» **How to complete this task**
Reproduce the data below word for word.

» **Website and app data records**
= = =

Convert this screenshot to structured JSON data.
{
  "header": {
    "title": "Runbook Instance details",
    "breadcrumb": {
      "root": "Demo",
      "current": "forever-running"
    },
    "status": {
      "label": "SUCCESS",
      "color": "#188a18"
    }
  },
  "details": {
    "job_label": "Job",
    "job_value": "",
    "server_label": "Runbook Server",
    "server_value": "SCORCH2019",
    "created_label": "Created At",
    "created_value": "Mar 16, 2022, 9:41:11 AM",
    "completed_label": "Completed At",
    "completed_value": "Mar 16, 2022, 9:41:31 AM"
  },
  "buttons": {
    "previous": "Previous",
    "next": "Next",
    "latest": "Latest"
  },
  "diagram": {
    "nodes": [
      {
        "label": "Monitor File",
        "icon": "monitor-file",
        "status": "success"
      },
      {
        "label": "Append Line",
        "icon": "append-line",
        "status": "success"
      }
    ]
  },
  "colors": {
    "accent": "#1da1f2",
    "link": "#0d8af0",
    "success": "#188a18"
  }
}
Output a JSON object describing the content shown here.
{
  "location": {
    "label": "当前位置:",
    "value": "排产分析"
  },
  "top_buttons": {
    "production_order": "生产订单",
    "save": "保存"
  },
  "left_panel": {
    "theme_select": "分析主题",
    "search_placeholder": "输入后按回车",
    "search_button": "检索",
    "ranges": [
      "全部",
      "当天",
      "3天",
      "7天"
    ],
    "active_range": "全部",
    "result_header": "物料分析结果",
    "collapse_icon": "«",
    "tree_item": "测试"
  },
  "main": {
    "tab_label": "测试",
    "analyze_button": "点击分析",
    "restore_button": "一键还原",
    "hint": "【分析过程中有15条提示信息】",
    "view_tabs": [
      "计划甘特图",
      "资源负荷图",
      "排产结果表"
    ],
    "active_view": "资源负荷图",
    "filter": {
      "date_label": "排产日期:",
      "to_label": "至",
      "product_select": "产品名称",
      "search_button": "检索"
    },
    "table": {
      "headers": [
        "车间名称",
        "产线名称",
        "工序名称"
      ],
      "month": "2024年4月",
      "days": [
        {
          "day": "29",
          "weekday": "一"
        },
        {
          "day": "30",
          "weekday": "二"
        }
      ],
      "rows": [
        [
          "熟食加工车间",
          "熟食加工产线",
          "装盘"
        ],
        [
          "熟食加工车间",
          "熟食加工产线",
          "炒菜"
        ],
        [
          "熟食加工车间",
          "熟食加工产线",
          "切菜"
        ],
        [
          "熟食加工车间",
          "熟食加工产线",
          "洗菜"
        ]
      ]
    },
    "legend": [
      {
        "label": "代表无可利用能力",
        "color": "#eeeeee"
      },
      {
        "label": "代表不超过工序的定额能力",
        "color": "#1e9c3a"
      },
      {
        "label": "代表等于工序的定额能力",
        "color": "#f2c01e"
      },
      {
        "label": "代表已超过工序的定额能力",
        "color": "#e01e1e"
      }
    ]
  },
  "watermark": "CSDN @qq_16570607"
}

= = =

» **Task response**
Convert this screenshot to structured JSON data.
{
  "header": {
    "title": "Runbook Instance details",
    "breadcrumb": {
      "root": "Demo",
      "current": "forever-running"
    },
    "status": {
      "label": "SUCCESS",
      "color": "#188a18"
    }
  },
  "details": {
    "job_label": "Job",
    "job_value": "",
    "server_label": "Runbook Server",
    "server_value": "SCORCH2019",
    "created_label": "Created At",
    "created_value": "Mar 16, 2022, 9:41:11 AM",
    "completed_label": "Completed At",
    "completed_value": "Mar 16, 2022, 9:41:31 AM"
  },
  "buttons": {
    "previous": "Previous",
    "next": "Next",
    "latest": "Latest"
  },
  "diagram": {
    "nodes": [
      {
        "label": "Monitor File",
        "icon": "monitor-file",
        "status": "success"
      },
      {
        "label": "Append Line",
        "icon": "append-line",
        "status": "success"
      }
    ]
  },
  "colors": {
    "accent": "#1da1f2",
    "link": "#0d8af0",
    "success": "#188a18"
  }
}
Output a JSON object describing the content shown here.
{
  "location": {
    "label": "当前位置:",
    "value": "排产分析"
  },
  "top_buttons": {
    "production_order": "生产订单",
    "save": "保存"
  },
  "left_panel": {
    "theme_select": "分析主题",
    "search_placeholder": "输入后按回车",
    "search_button": "检索",
    "ranges": [
      "全部",
      "当天",
      "3天",
      "7天"
    ],
    "active_range": "全部",
    "result_header": "物料分析结果",
    "collapse_icon": "«",
    "tree_item": "测试"
  },
  "main": {
    "tab_label": "测试",
    "analyze_button": "点击分析",
    "restore_button": "一键还原",
    "hint": "【分析过程中有15条提示信息】",
    "view_tabs": [
      "计划甘特图",
      "资源负荷图",
      "排产结果表"
    ],
    "active_view": "资源负荷图",
    "filter": {
      "date_label": "排产日期:",
      "to_label": "至",
      "product_select": "产品名称",
      "search_button": "检索"
    },
    "table": {
      "headers": [
        "车间名称",
        "产线名称",
        "工序名称"
      ],
      "month": "2024年4月",
      "days": [
        {
          "day": "29",
          "weekday": "一"
        },
        {
          "day": "30",
          "weekday": "二"
        }
      ],
      "rows": [
        [
          "熟食加工车间",
          "熟食加工产线",
          "装盘"
        ],
        [
          "熟食加工车间",
          "熟食加工产线",
          "炒菜"
        ],
        [
          "熟食加工车间",
          "熟食加工产线",
          "切菜"
        ],
        [
          "熟食加工车间",
          "熟食加工产线",
          "洗菜"
        ]
      ]
    },
    "legend": [
      {
        "label": "代表无可利用能力",
        "color": "#eeeeee"
      },
      {
        "label": "代表不超过工序的定额能力",
        "color": "#1e9c3a"
      },
      {
        "label": "代表等于工序的定额能力",
        "color": "#f2c01e"
      },
      {
        "label": "代表已超过工序的定额能力",
        "color": "#e01e1e"
      }
    ]
  },
  "watermark": "CSDN @qq_16570607"
}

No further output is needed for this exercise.